----- MATERIAL SHOWN -----

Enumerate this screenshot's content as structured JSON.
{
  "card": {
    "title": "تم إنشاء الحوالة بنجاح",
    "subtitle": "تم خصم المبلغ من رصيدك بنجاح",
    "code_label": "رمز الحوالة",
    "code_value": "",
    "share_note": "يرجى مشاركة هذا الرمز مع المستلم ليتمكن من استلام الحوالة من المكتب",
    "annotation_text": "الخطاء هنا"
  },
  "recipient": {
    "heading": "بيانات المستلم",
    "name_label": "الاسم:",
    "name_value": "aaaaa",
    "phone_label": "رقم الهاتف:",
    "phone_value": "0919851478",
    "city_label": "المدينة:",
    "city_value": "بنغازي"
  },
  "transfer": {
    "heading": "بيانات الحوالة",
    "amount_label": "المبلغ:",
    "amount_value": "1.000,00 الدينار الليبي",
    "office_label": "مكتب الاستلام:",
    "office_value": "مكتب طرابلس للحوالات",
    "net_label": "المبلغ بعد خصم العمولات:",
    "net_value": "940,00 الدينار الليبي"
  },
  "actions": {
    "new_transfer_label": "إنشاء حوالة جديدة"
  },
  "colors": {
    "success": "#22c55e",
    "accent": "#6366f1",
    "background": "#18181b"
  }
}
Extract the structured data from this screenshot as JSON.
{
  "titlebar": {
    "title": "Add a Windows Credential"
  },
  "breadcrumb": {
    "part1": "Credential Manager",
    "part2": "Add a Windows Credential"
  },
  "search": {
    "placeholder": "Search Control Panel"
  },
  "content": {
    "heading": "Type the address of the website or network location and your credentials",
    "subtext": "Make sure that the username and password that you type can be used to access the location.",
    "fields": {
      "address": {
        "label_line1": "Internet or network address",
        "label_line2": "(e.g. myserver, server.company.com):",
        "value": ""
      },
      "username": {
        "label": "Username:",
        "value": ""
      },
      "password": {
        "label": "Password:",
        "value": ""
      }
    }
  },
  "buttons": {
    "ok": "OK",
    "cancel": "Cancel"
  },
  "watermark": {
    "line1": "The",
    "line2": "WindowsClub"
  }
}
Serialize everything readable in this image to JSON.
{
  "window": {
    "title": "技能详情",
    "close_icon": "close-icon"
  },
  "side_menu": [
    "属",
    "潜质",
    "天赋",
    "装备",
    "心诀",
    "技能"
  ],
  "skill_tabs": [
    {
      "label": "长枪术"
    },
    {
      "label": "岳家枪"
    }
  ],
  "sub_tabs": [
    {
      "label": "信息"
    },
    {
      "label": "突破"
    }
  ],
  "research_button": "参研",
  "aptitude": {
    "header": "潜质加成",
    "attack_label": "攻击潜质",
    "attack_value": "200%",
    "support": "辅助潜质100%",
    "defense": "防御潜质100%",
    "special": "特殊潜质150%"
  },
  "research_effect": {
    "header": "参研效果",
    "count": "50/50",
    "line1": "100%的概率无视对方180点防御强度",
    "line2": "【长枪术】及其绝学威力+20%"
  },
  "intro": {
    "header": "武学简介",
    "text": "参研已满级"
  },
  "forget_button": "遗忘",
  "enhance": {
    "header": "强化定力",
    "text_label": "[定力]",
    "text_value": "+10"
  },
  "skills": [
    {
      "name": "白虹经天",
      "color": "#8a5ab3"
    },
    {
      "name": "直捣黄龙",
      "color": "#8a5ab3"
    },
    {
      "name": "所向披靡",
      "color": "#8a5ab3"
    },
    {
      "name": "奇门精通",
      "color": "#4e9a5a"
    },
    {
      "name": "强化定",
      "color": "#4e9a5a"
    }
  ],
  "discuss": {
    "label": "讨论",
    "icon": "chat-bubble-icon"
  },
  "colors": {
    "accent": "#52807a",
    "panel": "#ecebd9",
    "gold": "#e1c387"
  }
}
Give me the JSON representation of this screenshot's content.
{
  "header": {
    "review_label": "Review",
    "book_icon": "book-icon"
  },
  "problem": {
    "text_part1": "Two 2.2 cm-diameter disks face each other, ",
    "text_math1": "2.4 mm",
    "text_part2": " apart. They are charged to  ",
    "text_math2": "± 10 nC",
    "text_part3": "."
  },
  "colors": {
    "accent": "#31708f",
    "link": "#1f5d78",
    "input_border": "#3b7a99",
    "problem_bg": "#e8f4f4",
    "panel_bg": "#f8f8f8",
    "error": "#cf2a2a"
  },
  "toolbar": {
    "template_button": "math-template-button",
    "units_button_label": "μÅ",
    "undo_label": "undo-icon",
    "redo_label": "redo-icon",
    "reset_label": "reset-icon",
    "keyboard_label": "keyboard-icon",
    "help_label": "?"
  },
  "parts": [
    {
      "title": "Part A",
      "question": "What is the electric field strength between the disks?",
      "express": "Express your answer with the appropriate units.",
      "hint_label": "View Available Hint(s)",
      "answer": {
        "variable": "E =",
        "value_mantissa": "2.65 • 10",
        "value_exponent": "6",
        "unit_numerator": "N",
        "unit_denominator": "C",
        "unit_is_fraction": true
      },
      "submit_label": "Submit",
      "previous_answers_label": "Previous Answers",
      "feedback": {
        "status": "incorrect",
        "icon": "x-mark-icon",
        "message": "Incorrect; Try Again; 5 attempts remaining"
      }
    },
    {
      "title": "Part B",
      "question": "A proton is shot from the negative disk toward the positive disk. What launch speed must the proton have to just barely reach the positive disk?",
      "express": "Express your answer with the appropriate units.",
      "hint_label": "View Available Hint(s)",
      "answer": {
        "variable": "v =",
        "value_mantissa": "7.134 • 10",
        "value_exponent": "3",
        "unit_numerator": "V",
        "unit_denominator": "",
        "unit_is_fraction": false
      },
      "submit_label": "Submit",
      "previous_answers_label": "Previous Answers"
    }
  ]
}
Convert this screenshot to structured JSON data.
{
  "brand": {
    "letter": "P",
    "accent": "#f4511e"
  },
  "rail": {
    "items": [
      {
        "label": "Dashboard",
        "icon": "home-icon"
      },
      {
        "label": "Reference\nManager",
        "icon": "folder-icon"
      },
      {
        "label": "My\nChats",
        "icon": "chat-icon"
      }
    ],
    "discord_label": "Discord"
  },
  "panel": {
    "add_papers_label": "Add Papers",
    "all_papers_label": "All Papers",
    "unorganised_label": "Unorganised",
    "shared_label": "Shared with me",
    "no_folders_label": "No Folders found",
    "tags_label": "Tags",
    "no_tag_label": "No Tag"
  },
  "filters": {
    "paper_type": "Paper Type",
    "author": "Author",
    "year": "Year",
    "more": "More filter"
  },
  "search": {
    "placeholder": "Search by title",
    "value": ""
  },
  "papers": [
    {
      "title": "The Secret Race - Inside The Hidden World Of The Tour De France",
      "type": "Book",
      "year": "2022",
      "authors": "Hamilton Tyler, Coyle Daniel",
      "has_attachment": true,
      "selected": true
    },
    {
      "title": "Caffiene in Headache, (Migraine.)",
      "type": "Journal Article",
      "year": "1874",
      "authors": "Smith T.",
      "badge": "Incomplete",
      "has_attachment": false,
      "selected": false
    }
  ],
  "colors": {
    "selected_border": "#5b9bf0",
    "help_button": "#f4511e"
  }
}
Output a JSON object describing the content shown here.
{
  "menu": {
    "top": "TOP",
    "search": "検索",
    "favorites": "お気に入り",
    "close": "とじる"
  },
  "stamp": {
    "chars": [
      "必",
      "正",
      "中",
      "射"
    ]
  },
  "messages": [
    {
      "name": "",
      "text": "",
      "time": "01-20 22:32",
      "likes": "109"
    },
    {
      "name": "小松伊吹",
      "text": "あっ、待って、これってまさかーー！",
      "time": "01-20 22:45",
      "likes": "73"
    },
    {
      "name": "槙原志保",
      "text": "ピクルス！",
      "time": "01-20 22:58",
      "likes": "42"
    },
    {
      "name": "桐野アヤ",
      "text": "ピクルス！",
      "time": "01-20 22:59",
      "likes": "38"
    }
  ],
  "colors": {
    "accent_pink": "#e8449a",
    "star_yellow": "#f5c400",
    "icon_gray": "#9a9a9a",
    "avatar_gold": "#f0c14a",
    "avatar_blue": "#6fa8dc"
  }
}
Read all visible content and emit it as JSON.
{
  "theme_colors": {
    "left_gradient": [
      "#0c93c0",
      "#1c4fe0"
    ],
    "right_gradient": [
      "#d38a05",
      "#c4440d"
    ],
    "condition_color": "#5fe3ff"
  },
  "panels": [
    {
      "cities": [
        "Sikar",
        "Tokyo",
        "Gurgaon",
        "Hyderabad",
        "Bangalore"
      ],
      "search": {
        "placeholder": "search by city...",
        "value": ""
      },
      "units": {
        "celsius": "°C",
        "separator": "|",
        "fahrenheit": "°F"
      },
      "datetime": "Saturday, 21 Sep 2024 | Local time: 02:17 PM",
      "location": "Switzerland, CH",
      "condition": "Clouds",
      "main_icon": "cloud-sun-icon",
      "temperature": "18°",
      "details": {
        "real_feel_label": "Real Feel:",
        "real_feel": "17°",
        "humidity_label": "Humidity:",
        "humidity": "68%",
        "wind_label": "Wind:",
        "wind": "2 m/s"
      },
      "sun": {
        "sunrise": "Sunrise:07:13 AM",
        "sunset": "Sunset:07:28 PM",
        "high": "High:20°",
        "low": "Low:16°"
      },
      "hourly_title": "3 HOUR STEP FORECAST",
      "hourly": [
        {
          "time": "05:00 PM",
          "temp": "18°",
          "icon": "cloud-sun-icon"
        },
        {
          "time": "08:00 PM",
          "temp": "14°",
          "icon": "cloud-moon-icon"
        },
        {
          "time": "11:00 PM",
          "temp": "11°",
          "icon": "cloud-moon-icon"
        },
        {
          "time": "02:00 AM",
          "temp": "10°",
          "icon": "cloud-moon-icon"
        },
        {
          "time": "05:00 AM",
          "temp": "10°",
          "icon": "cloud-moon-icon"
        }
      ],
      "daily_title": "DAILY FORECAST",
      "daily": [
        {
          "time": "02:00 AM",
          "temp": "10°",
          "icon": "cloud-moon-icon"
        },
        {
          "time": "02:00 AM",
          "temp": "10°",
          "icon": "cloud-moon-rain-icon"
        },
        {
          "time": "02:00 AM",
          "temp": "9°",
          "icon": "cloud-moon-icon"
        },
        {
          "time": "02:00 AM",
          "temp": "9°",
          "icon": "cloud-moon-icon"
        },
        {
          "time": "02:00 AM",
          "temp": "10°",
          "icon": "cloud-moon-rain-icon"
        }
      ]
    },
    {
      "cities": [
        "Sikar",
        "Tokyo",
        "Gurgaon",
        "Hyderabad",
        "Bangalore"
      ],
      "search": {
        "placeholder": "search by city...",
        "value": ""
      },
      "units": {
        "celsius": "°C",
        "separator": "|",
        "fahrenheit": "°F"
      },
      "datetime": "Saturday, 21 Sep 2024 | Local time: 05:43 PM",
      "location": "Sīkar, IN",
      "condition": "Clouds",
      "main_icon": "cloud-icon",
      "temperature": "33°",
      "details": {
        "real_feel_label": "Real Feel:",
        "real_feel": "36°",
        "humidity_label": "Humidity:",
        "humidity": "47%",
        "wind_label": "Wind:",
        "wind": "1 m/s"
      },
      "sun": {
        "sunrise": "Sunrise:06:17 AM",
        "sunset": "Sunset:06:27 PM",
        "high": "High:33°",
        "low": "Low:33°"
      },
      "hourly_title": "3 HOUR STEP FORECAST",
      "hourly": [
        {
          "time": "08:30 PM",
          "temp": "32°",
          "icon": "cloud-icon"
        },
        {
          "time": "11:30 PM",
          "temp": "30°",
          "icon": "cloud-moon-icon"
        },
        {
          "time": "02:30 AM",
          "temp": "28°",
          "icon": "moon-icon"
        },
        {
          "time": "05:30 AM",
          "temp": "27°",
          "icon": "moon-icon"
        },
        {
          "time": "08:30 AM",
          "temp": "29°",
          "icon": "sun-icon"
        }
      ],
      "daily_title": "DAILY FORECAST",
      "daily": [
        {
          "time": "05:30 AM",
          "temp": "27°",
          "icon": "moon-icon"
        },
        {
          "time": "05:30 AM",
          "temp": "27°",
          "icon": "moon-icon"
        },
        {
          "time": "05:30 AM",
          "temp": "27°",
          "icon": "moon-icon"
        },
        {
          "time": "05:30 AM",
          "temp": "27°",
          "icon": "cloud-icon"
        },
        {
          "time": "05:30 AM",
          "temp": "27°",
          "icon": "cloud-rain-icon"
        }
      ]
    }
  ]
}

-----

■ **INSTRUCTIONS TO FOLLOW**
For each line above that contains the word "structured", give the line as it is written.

■ **YOUR RESPONSE**
Enumerate this screenshot's content as structured JSON.
Extract the structured data from this screenshot as JSON.
Convert this screenshot to structured JSON data.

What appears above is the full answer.